He asked the youth to awaken the ‘Sleeping Leviathan’, that is, the masses, who when that was realised would blow out oppression. Masses require new ideas and the duty of the youth should be to ‘put the chemical together, the crystallisation comes in the law of nature. Our duty is to put the ideas into their heads, they will do the rest.’ He travelled to different parts of the country and everywhere roused the youth saying that they had a duty towards the nation which lived in the cottage. ‘Who cares whether there is heaven or hell, who cares if there is a soul or not, who cares if there is an unchangeable or not. Here is the world and it is full of misery. Go out into it as Buddha did, and struggle to lessen it or die in the attempt. Forget yourselves; is the first lesson to be learnt, whether you are an theist or an atheist, whether you are an agnostic or a Vedantist, a Christian or a Mohammedan.’ ‘Do not wait to cross the river when the water has all run down. You must have a hold on the masses.’

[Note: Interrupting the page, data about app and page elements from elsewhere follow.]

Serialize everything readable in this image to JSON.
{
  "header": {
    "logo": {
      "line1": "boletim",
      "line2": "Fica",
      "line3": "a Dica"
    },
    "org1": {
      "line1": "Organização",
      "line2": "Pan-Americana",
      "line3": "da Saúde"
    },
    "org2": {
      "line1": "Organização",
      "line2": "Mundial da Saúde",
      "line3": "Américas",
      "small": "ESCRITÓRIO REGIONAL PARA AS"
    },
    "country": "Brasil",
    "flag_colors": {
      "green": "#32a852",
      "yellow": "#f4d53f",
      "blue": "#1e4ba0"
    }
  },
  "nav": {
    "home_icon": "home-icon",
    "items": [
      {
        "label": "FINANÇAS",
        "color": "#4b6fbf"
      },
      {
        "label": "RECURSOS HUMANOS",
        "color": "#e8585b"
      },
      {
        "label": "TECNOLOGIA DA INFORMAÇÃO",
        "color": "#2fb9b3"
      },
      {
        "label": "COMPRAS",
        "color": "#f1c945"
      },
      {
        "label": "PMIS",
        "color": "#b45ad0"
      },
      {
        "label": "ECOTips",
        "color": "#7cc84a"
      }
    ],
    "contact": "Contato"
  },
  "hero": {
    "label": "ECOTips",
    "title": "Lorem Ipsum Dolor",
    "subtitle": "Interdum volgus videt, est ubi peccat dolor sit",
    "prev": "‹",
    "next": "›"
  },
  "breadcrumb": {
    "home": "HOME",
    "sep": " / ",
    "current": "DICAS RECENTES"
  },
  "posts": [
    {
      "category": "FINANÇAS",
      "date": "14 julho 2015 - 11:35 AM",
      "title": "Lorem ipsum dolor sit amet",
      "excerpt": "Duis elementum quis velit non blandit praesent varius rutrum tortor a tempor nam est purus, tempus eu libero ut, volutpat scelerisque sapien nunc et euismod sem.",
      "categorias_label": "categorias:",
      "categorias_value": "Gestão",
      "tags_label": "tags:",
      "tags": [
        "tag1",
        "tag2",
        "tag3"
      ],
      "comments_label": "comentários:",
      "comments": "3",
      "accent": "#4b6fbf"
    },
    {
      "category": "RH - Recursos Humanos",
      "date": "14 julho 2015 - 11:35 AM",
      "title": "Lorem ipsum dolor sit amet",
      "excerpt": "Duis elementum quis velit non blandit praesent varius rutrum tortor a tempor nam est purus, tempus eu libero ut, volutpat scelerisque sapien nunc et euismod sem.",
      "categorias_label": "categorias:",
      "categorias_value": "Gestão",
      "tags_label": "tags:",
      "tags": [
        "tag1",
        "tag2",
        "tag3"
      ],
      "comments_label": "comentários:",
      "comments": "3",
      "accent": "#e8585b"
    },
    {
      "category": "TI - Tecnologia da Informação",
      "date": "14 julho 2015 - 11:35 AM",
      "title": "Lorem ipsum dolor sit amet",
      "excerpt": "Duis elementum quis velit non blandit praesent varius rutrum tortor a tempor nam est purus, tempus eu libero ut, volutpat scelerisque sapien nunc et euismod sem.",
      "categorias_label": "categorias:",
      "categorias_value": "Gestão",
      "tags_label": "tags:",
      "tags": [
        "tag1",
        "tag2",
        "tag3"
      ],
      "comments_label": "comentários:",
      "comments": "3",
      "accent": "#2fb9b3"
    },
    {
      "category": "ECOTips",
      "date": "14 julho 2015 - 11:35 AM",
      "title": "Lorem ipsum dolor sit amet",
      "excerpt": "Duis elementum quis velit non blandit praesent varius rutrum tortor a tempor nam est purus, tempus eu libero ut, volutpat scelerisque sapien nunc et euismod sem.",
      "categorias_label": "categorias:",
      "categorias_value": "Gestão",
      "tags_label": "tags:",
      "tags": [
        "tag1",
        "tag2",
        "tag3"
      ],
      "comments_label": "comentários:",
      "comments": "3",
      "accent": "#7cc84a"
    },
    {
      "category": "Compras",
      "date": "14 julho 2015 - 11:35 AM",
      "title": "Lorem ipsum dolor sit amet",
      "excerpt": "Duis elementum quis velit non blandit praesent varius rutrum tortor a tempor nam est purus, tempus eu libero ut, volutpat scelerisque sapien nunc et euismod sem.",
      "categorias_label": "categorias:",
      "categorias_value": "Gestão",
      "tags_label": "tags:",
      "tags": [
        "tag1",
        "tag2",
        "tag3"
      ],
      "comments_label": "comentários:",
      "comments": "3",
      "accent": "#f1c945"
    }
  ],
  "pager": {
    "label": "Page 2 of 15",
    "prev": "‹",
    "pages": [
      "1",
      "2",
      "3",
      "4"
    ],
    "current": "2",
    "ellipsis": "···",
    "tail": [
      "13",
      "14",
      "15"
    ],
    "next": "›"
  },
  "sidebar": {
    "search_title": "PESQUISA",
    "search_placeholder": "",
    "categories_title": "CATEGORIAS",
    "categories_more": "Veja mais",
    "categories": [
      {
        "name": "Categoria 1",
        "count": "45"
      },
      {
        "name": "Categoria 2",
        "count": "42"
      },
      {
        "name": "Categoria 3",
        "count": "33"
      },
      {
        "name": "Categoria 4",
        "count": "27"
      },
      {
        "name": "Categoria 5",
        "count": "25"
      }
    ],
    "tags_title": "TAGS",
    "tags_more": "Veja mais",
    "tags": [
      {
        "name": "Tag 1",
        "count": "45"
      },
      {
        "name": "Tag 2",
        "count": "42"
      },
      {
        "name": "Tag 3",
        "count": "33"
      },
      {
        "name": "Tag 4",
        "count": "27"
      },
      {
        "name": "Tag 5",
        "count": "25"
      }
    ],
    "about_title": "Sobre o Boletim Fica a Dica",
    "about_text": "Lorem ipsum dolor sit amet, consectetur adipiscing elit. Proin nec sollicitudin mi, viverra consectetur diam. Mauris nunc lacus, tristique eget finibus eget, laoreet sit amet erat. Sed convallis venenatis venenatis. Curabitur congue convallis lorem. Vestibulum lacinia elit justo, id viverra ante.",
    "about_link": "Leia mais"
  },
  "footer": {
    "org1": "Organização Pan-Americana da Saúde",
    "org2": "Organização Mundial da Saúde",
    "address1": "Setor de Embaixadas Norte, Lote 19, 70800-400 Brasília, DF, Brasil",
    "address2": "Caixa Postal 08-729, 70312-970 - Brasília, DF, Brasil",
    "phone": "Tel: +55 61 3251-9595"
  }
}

So much was his concern for the masses that he often rebuked the youngsters for neglecting the masses and focusing only on the political aspect. Once he got infuriated at a gentleman from Punjab who came to hear his spiritual lecture. In those days Punjab was near famine. Instead of giving a lecture on religion, Vivekananda spoke on ways and means of providing relief to the suffering masses. To the visitor it was a wasted visit. When he expressed his resentment, Vivekananda told him angrily: ‘Sir, so long as even a dog of my country remains without food, to feed and take care of him is my religion and anything else is no religion or false religion.’
He did not only preach, he lived every moment of his life to serve the Daridranarayna. His compassion transmitted to his disciples too. In the summer of 1897 during famine in the Murshidabad district of Bengal, Vivekananda’s disciples dedicated themselves in providing relief to the suffering people. In 1898 when plague broke out Vivekananda, himself came to live in a poor locality and served the victims. His disciples, including Sister Nivedita, were seen cleaning the streets of the plague affected localities.
During his last days, many students from schools and colleges used to visit him at his Belur math to hear his lectures and to pay obeisance. He would burst like a hurricane on his audience. None could escape his magnetic influence and fiery zeal. Numerous students gave up their studies and followed the path carved out by their hero. Many Swamis of the math too dedicated their lives to accomplish the task assigned to them by their master. Within three years of his demise, Bengal witnessed a revolutionary movement in which the youth participation was prominent. No wonder during raids in school and college hostels, the government found photographs and copies of Vivekananda’s lectures in almost every room. His compassion for the masses made him the precursor of all the Left movements in India. Under his inspiration, the youth joined different streams of the freedom movement and kept on making revolutionary efforts to liberate the country and to organise and awaken the masses. Unfortunately the dream of the Swami still remains unaccomplished. The befitting tribute to his memory on July 4 would be to work for and strengthen the forces that are striving to establish a casteless and classless society devoid of any kind of discrimination and deprivation.
The author is an Associate Professor, Satyawati College, University of Delhi.